best film:   Taxi Driver is the answer here over The Silence of the Lambs. Jodie Foster plays Iris Steensma in Martin Scorsese’s masterpiece and her role is no cameo- she received a well-deserved Oscar nomination for her work here and this is a difficult (and showy) role that easily could have gone wrong. Jodie’s Iris is the most controversial part of this controversial film. Jodie steals some scenes from De Niro- or at least spars equally- that is Robert De Niro in 1976-  in the prime of his career,  with young not-quite-fourteen Jodie Foster. This is a strong category for Foster, this is one of Scorsese’s seminal films, and he is one of cinema’s seminal filmmakers.



If this is Scorsese and screenwriter Paul Schrader’s update on The Searchers, well Jodie’s Iris is Natalie Wood’s Debbie role- except here there is much more meat on the bone for Foster in the role than there ever was for Wood.



best performance:  The Silence of the Lambs. Foster’s Clarice Starling is the film’s narrative vehicle and her work here should not be overlooked just because it does not quite have the flair that Anthony Hopkins’ Dr. Hannibal Lecter does. It is difficult to imagine another actor in Foster’s role. She deals with real male stare throughout the film (cops at the funeral home, with Scott Glenn’s character, with Lecter, the Dr. Chilton character) without being a sex object, seductress or damsel in distress. she is a character with grit and balls to put it bluntly—she is both smart, shy (a rarity for a great film character) and inherently good.



repeat viewings of Jonathan Demme’s The Silence of the Lambs reward Foster’s nuanced performance. Understandable of course, but the first watch is almost all about the work of Anthony Hopkins as Dr. Hannibal Lecter. Both actors benefit from Demme’s penchant and talent for shooting close-ups.

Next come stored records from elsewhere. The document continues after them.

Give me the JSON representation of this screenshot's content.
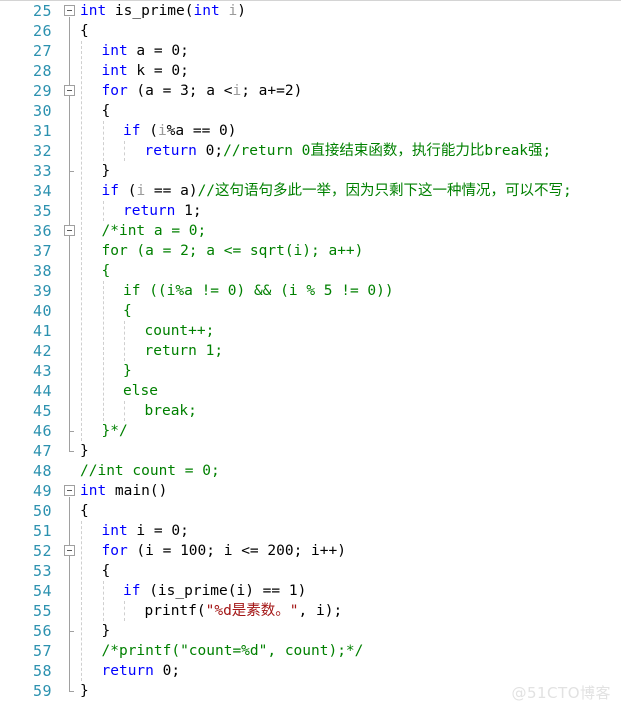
{
  "editor": {
    "language": "C",
    "first_line": 25,
    "last_line": 59,
    "colors": {
      "line_number": "#2B91AF",
      "keyword": "#0000FF",
      "comment": "#008000",
      "string": "#A31515",
      "identifier": "#000000",
      "parameter": "#9A9A9A",
      "background": "#FFFFFF",
      "indent_guide": "#CFCFCF",
      "fold_marker": "#A0A0A0",
      "watermark": "#E2E2E2"
    },
    "lines": [
      {
        "n": "25",
        "indent": 0,
        "tokens": [
          {
            "t": "int",
            "c": "kw"
          },
          {
            "t": " is_prime(",
            "c": "plain"
          },
          {
            "t": "int",
            "c": "kw"
          },
          {
            "t": " ",
            "c": "plain"
          },
          {
            "t": "i",
            "c": "dim"
          },
          {
            "t": ")",
            "c": "plain"
          }
        ]
      },
      {
        "n": "26",
        "indent": 0,
        "tokens": [
          {
            "t": "{",
            "c": "plain"
          }
        ]
      },
      {
        "n": "27",
        "indent": 1,
        "tokens": [
          {
            "t": "int",
            "c": "kw"
          },
          {
            "t": " a = 0;",
            "c": "plain"
          }
        ]
      },
      {
        "n": "28",
        "indent": 1,
        "tokens": [
          {
            "t": "int",
            "c": "kw"
          },
          {
            "t": " k = 0;",
            "c": "plain"
          }
        ]
      },
      {
        "n": "29",
        "indent": 1,
        "tokens": [
          {
            "t": "for",
            "c": "kw"
          },
          {
            "t": " (a = 3; a <",
            "c": "plain"
          },
          {
            "t": "i",
            "c": "dim"
          },
          {
            "t": "; a+=2)",
            "c": "plain"
          }
        ]
      },
      {
        "n": "30",
        "indent": 1,
        "tokens": [
          {
            "t": "{",
            "c": "plain"
          }
        ]
      },
      {
        "n": "31",
        "indent": 2,
        "tokens": [
          {
            "t": "if",
            "c": "kw"
          },
          {
            "t": " (",
            "c": "plain"
          },
          {
            "t": "i",
            "c": "dim"
          },
          {
            "t": "%a == 0)",
            "c": "plain"
          }
        ]
      },
      {
        "n": "32",
        "indent": 3,
        "tokens": [
          {
            "t": "return",
            "c": "kw"
          },
          {
            "t": " 0;",
            "c": "plain"
          },
          {
            "t": "//return 0直接结束函数，执行能力比break强;",
            "c": "cmt"
          }
        ]
      },
      {
        "n": "33",
        "indent": 1,
        "tokens": [
          {
            "t": "}",
            "c": "plain"
          }
        ]
      },
      {
        "n": "34",
        "indent": 1,
        "tokens": [
          {
            "t": "if",
            "c": "kw"
          },
          {
            "t": " (",
            "c": "plain"
          },
          {
            "t": "i",
            "c": "dim"
          },
          {
            "t": " == a)",
            "c": "plain"
          },
          {
            "t": "//这句语句多此一举，因为只剩下这一种情况，可以不写;",
            "c": "cmt"
          }
        ]
      },
      {
        "n": "35",
        "indent": 2,
        "tokens": [
          {
            "t": "return",
            "c": "kw"
          },
          {
            "t": " 1;",
            "c": "plain"
          }
        ]
      },
      {
        "n": "36",
        "indent": 1,
        "tokens": [
          {
            "t": "/*int a = 0;",
            "c": "cmt"
          }
        ]
      },
      {
        "n": "37",
        "indent": 1,
        "tokens": [
          {
            "t": "for (a = 2; a <= sqrt(i); a++)",
            "c": "cmt"
          }
        ]
      },
      {
        "n": "38",
        "indent": 1,
        "tokens": [
          {
            "t": "{",
            "c": "cmt"
          }
        ]
      },
      {
        "n": "39",
        "indent": 2,
        "tokens": [
          {
            "t": "if ((i%a != 0) && (i % 5 != 0))",
            "c": "cmt"
          }
        ]
      },
      {
        "n": "40",
        "indent": 2,
        "tokens": [
          {
            "t": "{",
            "c": "cmt"
          }
        ]
      },
      {
        "n": "41",
        "indent": 3,
        "tokens": [
          {
            "t": "count++;",
            "c": "cmt"
          }
        ]
      },
      {
        "n": "42",
        "indent": 3,
        "tokens": [
          {
            "t": "return 1;",
            "c": "cmt"
          }
        ]
      },
      {
        "n": "43",
        "indent": 2,
        "tokens": [
          {
            "t": "}",
            "c": "cmt"
          }
        ]
      },
      {
        "n": "44",
        "indent": 2,
        "tokens": [
          {
            "t": "else",
            "c": "cmt"
          }
        ]
      },
      {
        "n": "45",
        "indent": 3,
        "tokens": [
          {
            "t": "break;",
            "c": "cmt"
          }
        ]
      },
      {
        "n": "46",
        "indent": 1,
        "tokens": [
          {
            "t": "}*/",
            "c": "cmt"
          }
        ]
      },
      {
        "n": "47",
        "indent": 0,
        "tokens": [
          {
            "t": "}",
            "c": "plain"
          }
        ]
      },
      {
        "n": "48",
        "indent": 0,
        "tokens": [
          {
            "t": "//int count = 0;",
            "c": "cmt"
          }
        ]
      },
      {
        "n": "49",
        "indent": 0,
        "tokens": [
          {
            "t": "int",
            "c": "kw"
          },
          {
            "t": " main()",
            "c": "plain"
          }
        ]
      },
      {
        "n": "50",
        "indent": 0,
        "tokens": [
          {
            "t": "{",
            "c": "plain"
          }
        ]
      },
      {
        "n": "51",
        "indent": 1,
        "tokens": [
          {
            "t": "int",
            "c": "kw"
          },
          {
            "t": " i = 0;",
            "c": "plain"
          }
        ]
      },
      {
        "n": "52",
        "indent": 1,
        "tokens": [
          {
            "t": "for",
            "c": "kw"
          },
          {
            "t": " (i = 100; i <= 200; i++)",
            "c": "plain"
          }
        ]
      },
      {
        "n": "53",
        "indent": 1,
        "tokens": [
          {
            "t": "{",
            "c": "plain"
          }
        ]
      },
      {
        "n": "54",
        "indent": 2,
        "tokens": [
          {
            "t": "if",
            "c": "kw"
          },
          {
            "t": " (is_prime(i) == 1)",
            "c": "plain"
          }
        ]
      },
      {
        "n": "55",
        "indent": 3,
        "tokens": [
          {
            "t": "printf(",
            "c": "plain"
          },
          {
            "t": "\"%d是素数。\"",
            "c": "str"
          },
          {
            "t": ", i);",
            "c": "plain"
          }
        ]
      },
      {
        "n": "56",
        "indent": 1,
        "tokens": [
          {
            "t": "}",
            "c": "plain"
          }
        ]
      },
      {
        "n": "57",
        "indent": 1,
        "tokens": [
          {
            "t": "/*printf(\"count=%d\", count);*/",
            "c": "cmt"
          }
        ]
      },
      {
        "n": "58",
        "indent": 1,
        "tokens": [
          {
            "t": "return",
            "c": "kw"
          },
          {
            "t": " 0;",
            "c": "plain"
          }
        ]
      },
      {
        "n": "59",
        "indent": 0,
        "tokens": [
          {
            "t": "}",
            "c": "plain"
          }
        ]
      }
    ],
    "fold_markers": [
      {
        "line": "25",
        "state": "expanded"
      },
      {
        "line": "29",
        "state": "expanded"
      },
      {
        "line": "36",
        "state": "expanded"
      },
      {
        "line": "49",
        "state": "expanded"
      },
      {
        "line": "52",
        "state": "expanded"
      }
    ]
  },
  "watermark": {
    "text": "@51CTO博客"
  }
}
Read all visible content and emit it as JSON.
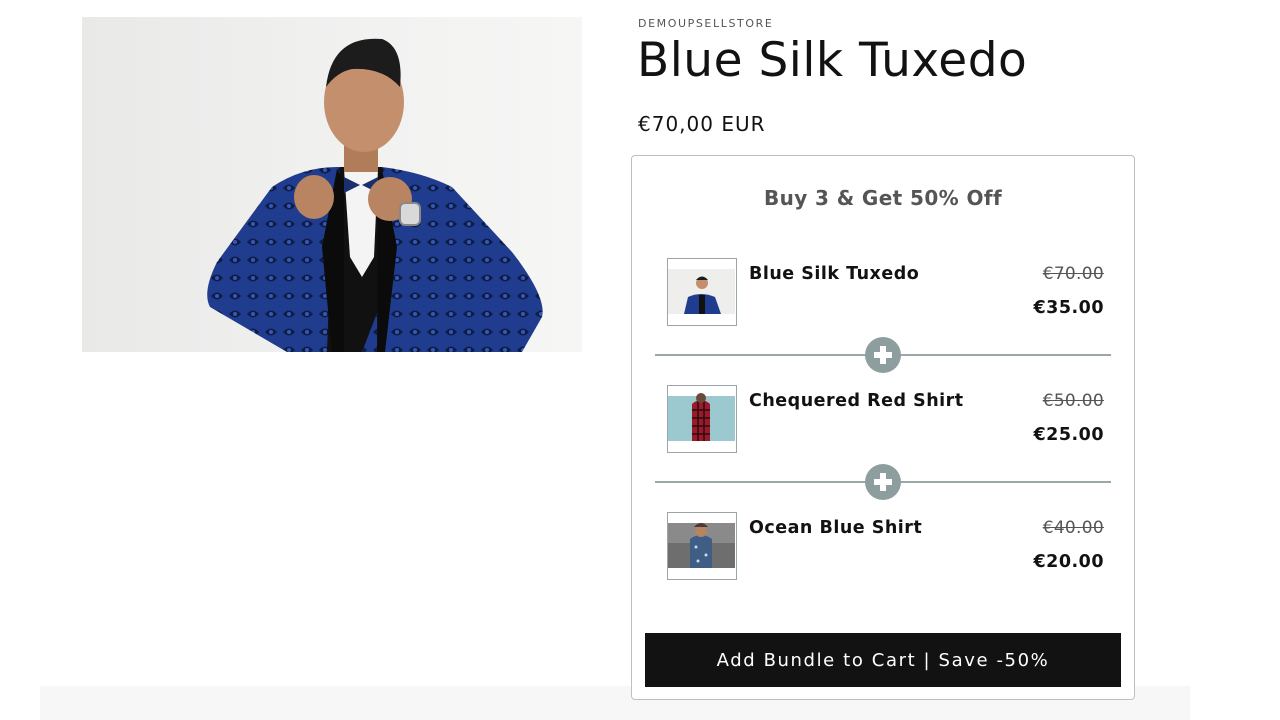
{
  "product": {
    "vendor": "DEMOUPSELLSTORE",
    "title": "Blue Silk Tuxedo",
    "price": "€70,00 EUR",
    "image_icon": "man-in-blue-tuxedo-photo"
  },
  "bundle": {
    "heading": "Buy 3 & Get 50% Off",
    "items": [
      {
        "name": "Blue Silk Tuxedo",
        "old_price": "€70.00",
        "new_price": "€35.00",
        "thumb_icon": "tuxedo-thumbnail"
      },
      {
        "name": "Chequered Red Shirt",
        "old_price": "€50.00",
        "new_price": "€25.00",
        "thumb_icon": "red-shirt-thumbnail"
      },
      {
        "name": "Ocean Blue Shirt",
        "old_price": "€40.00",
        "new_price": "€20.00",
        "thumb_icon": "blue-shirt-thumbnail"
      }
    ],
    "button_label": "Add Bundle to Cart | Save -50%"
  },
  "colors": {
    "button_bg": "#121212",
    "plus_circle": "#8e9e9f",
    "border": "#b8c1c3",
    "jacket": "#1f3c8f"
  }
}
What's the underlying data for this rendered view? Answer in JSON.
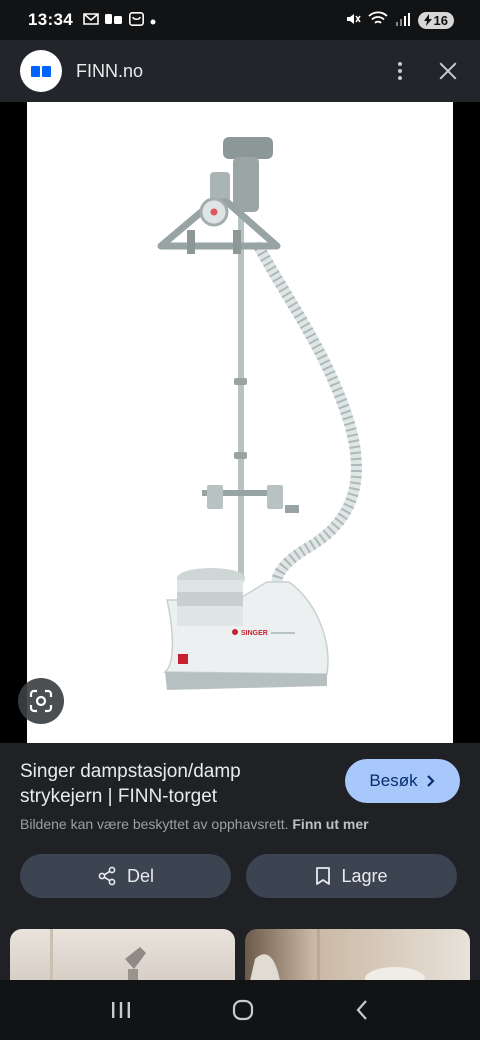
{
  "status_bar": {
    "time": "13:34",
    "battery": "16",
    "left_icons": [
      "gmail-icon",
      "message-icon",
      "shop-icon",
      "dot-icon"
    ],
    "right_icons": [
      "mute-icon",
      "wifi-icon",
      "signal-icon",
      "battery-icon"
    ]
  },
  "header": {
    "site_name": "FINN.no",
    "logo_color": "#0063fb"
  },
  "image": {
    "product": "steamer",
    "brand_on_product": "SINGER"
  },
  "result": {
    "title": "Singer dampstasjon/damp strykejern | FINN-torget",
    "visit_label": "Besøk",
    "copyright_text": "Bildene kan være beskyttet av opphavsrett.",
    "learn_more": "Finn ut mer"
  },
  "actions": {
    "share_label": "Del",
    "save_label": "Lagre"
  },
  "colors": {
    "accent": "#a8c7fa",
    "panel": "#1f2124",
    "button": "#3c4452"
  }
}
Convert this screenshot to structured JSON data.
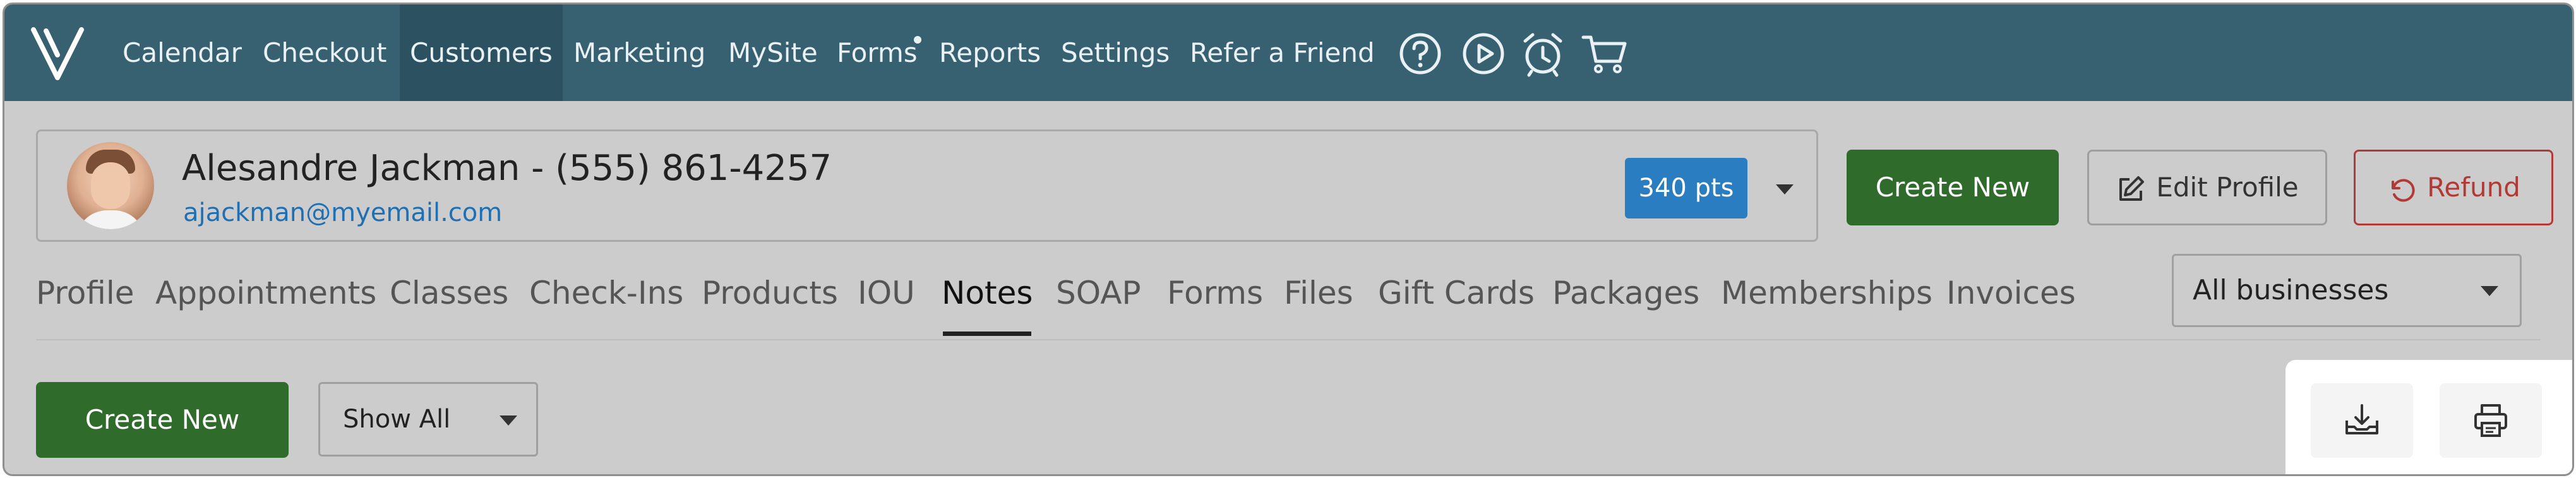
{
  "nav": {
    "items": [
      {
        "label": "Calendar"
      },
      {
        "label": "Checkout"
      },
      {
        "label": "Customers",
        "active": true
      },
      {
        "label": "Marketing"
      },
      {
        "label": "MySite"
      },
      {
        "label": "Forms",
        "dot": true
      },
      {
        "label": "Reports"
      },
      {
        "label": "Settings"
      },
      {
        "label": "Refer a Friend"
      }
    ],
    "icons": [
      "help-circle-icon",
      "play-circle-icon",
      "alarm-clock-icon",
      "cart-icon"
    ]
  },
  "customer": {
    "name_line": "Alesandre Jackman - (555) 861-4257",
    "email": "ajackman@myemail.com",
    "points": "340 pts"
  },
  "actions": {
    "create_new": "Create New",
    "edit_profile": "Edit Profile",
    "refund": "Refund"
  },
  "tabs": [
    {
      "label": "Profile"
    },
    {
      "label": "Appointments"
    },
    {
      "label": "Classes"
    },
    {
      "label": "Check-Ins"
    },
    {
      "label": "Products"
    },
    {
      "label": "IOU"
    },
    {
      "label": "Notes",
      "active": true
    },
    {
      "label": "SOAP"
    },
    {
      "label": "Forms"
    },
    {
      "label": "Files"
    },
    {
      "label": "Gift Cards"
    },
    {
      "label": "Packages"
    },
    {
      "label": "Memberships"
    },
    {
      "label": "Invoices"
    }
  ],
  "business_filter": {
    "selected": "All businesses"
  },
  "notes_toolbar": {
    "create_new": "Create New",
    "filter_selected": "Show All"
  },
  "colors": {
    "nav_bg": "#376070",
    "primary_green": "#2f6b2a",
    "points_blue": "#2b7dc1",
    "refund_red": "#b23a36",
    "link_blue": "#1f6fb3"
  }
}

stylistic innovations/traits:   Jodie Foster is the envy of many an actor as she never had to trade upon her looks or sex appeal and was still a star in Hollywood and great actor for decades. Foster is yet another child actor who transitioned to a brilliant career as an adult. She worked with Scorsese twice in the mid-1970s as a twelve (12) year old and young teen. Foster won a pair of lead Oscars in 1988 and 1991 for The Accused and The Silence of the Lambs respectively. She often plays characters of great inner strength, intellect, and independence- and she excels playing these characters. Her archiveable resume is a little light since her second Oscar – but her place in history is secure with her twin performances in masterpieces, one as a child and one as an adult, in Taxi Driver and The Silence of the Lambs. 



Foster in David Fincher’s Panic Room (2002) do not even try to watch a Fincher film during the day or with lights on in your home– each image is consistent, part of a whole. Nicole Kidman was originally cast in the Meg Altman role that ultimately went to a very solid Jodie Foster here.




directors worked with:    Martin Scorsese (2), Woody Allen (1), Jonathan Demme (1), Robert Zemeckis (1), David Fincher (1), Jean-Pierre Jeunet (1) and Spike Lee (1)




top five performances:

  1. The Silence of the Lambs
  2. Taxi Driver
  3. Panic Room
  4. The Accused
  5. Contact



archiveable films

1974- Alice Doesn’t Live Here Anymore
1976- Bugsy Malone
1976- Taxi Driver
1988- The Accused
1991- Shadows and Fog
1991- The Silence of the Lambs
1997- Contact
2002- Panic Room
2004- A Very Long Engagement
2006- Inside Man